- Exercise
Check each line of the material below for "Nazwisko" and copy those where it appears.

==================================================

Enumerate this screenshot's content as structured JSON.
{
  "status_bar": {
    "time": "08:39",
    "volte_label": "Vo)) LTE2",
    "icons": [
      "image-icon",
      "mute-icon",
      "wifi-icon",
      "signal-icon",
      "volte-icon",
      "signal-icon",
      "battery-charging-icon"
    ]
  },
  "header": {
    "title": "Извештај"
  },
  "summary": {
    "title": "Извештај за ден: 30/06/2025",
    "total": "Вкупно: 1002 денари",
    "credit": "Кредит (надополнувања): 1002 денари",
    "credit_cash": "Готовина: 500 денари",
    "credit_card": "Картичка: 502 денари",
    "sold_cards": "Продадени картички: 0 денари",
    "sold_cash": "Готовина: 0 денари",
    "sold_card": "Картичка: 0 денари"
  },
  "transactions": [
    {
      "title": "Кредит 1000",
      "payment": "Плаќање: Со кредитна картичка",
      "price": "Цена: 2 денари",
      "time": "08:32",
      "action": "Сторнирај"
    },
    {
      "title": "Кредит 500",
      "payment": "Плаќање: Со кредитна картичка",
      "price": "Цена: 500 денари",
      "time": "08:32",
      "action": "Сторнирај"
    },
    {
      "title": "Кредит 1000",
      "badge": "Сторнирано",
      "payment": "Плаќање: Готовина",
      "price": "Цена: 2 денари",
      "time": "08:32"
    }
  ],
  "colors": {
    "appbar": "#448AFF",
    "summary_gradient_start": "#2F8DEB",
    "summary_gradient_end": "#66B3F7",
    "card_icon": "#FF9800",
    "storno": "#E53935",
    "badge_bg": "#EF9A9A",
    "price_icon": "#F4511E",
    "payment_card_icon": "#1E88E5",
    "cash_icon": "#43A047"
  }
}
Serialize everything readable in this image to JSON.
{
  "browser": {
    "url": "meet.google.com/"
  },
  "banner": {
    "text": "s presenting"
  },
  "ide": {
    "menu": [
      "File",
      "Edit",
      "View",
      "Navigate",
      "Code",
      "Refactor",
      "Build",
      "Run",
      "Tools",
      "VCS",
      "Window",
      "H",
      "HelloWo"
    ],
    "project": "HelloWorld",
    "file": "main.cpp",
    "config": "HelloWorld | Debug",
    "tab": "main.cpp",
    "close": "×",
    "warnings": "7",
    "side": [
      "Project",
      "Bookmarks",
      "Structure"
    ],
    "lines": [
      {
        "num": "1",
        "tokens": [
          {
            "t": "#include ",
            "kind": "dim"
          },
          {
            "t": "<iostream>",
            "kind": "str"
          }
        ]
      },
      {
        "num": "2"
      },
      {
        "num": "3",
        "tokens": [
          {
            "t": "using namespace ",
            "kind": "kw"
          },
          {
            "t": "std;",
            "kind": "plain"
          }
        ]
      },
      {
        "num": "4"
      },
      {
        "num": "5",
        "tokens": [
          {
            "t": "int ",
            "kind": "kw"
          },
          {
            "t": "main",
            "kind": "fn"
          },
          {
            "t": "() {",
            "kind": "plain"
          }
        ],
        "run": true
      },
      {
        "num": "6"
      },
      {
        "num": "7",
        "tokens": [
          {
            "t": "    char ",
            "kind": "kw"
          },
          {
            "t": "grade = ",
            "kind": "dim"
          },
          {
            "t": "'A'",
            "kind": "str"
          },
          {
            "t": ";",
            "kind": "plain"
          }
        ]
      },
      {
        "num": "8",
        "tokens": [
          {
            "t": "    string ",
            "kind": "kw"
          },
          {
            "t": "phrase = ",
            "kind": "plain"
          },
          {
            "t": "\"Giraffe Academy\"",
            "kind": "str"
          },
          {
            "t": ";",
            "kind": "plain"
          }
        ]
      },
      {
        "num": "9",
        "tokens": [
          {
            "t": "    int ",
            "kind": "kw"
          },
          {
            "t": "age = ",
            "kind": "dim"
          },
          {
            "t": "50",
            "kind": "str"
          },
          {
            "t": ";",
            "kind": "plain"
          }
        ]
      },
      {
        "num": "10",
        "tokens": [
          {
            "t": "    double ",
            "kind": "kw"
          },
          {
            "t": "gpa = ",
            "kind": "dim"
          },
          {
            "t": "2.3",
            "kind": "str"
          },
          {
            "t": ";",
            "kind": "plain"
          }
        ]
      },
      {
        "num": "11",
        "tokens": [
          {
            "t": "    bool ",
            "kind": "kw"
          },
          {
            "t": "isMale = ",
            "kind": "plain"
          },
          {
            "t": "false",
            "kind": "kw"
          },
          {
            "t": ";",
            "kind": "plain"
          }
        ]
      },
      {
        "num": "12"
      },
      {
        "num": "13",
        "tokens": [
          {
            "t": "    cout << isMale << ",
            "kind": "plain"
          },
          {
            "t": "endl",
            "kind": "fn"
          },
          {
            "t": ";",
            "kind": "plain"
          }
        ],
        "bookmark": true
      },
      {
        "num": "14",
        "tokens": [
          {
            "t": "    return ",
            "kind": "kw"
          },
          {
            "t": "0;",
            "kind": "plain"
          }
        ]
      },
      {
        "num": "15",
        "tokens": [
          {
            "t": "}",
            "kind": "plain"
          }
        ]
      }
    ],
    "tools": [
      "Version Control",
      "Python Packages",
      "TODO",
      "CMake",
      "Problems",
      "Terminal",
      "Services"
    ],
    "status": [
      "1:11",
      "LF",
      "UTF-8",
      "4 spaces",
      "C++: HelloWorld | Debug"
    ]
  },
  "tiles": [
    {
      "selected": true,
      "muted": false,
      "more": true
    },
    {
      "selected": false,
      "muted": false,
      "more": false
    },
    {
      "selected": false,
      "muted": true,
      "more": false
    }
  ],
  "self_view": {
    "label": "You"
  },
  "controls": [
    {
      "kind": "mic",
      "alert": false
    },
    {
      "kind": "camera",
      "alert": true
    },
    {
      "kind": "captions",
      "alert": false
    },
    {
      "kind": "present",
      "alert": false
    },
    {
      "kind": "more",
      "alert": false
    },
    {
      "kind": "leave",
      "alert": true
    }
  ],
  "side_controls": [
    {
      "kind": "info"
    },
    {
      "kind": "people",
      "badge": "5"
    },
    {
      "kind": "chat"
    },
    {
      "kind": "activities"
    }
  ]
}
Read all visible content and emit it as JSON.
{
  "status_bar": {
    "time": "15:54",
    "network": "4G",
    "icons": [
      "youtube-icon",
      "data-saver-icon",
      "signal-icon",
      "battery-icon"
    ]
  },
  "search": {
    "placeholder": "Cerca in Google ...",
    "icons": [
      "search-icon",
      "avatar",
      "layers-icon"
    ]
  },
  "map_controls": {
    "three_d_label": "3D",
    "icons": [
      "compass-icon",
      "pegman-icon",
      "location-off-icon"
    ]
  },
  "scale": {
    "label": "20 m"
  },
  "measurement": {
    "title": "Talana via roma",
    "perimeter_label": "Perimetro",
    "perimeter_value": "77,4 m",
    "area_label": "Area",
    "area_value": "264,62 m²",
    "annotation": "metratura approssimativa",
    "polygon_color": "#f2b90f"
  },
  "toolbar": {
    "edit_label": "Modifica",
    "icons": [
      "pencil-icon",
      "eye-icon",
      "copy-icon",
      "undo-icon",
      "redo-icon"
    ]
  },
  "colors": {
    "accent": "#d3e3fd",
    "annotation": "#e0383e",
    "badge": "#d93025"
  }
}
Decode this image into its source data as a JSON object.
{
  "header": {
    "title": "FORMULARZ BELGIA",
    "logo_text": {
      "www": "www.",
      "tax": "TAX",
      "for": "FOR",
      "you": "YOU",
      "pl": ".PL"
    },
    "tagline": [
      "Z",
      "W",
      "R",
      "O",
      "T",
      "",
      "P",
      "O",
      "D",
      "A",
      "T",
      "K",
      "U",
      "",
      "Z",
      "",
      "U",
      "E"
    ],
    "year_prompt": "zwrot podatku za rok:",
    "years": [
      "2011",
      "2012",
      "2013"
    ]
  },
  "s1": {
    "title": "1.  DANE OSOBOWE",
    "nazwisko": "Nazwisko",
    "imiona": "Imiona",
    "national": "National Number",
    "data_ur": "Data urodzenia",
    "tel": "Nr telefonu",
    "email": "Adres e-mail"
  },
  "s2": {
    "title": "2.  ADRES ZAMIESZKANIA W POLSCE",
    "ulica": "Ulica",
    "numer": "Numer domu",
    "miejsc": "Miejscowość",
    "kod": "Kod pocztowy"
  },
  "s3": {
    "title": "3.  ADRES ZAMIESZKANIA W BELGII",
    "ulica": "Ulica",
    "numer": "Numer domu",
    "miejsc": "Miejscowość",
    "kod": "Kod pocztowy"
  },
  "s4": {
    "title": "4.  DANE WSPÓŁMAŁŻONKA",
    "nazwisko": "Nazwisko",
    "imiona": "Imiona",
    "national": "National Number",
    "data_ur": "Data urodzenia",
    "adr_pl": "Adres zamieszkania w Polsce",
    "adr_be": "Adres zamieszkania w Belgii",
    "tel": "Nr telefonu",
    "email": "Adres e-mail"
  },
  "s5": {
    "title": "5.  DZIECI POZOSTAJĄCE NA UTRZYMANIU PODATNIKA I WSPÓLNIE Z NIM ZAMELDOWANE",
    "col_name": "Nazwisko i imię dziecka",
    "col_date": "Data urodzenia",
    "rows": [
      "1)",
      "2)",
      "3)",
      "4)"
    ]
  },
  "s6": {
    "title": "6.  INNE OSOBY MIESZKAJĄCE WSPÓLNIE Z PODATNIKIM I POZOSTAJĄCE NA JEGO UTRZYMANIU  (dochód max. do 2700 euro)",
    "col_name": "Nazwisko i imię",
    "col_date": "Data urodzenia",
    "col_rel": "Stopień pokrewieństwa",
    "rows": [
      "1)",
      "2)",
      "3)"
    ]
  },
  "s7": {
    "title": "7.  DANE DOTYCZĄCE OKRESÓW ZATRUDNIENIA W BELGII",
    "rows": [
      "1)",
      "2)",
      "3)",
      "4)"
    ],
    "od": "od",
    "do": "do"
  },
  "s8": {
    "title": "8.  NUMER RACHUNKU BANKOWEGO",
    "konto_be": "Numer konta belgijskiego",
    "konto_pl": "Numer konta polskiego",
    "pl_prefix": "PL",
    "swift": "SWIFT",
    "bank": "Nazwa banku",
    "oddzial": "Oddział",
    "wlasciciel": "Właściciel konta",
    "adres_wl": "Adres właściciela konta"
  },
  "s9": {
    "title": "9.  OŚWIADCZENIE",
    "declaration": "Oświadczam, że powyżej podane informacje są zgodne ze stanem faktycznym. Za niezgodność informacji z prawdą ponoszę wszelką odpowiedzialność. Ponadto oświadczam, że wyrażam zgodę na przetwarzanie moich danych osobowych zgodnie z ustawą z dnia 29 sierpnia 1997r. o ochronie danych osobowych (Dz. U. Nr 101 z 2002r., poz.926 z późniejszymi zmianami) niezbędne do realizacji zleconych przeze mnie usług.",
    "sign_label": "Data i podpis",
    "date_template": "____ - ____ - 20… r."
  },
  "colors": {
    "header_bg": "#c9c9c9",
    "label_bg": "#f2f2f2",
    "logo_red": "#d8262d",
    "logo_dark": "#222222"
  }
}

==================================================

- Expected output
    "nazwisko": "Nazwisko",
    "nazwisko": "Nazwisko",
    "col_name": "Nazwisko i imię dziecka",
    "col_name": "Nazwisko i imię",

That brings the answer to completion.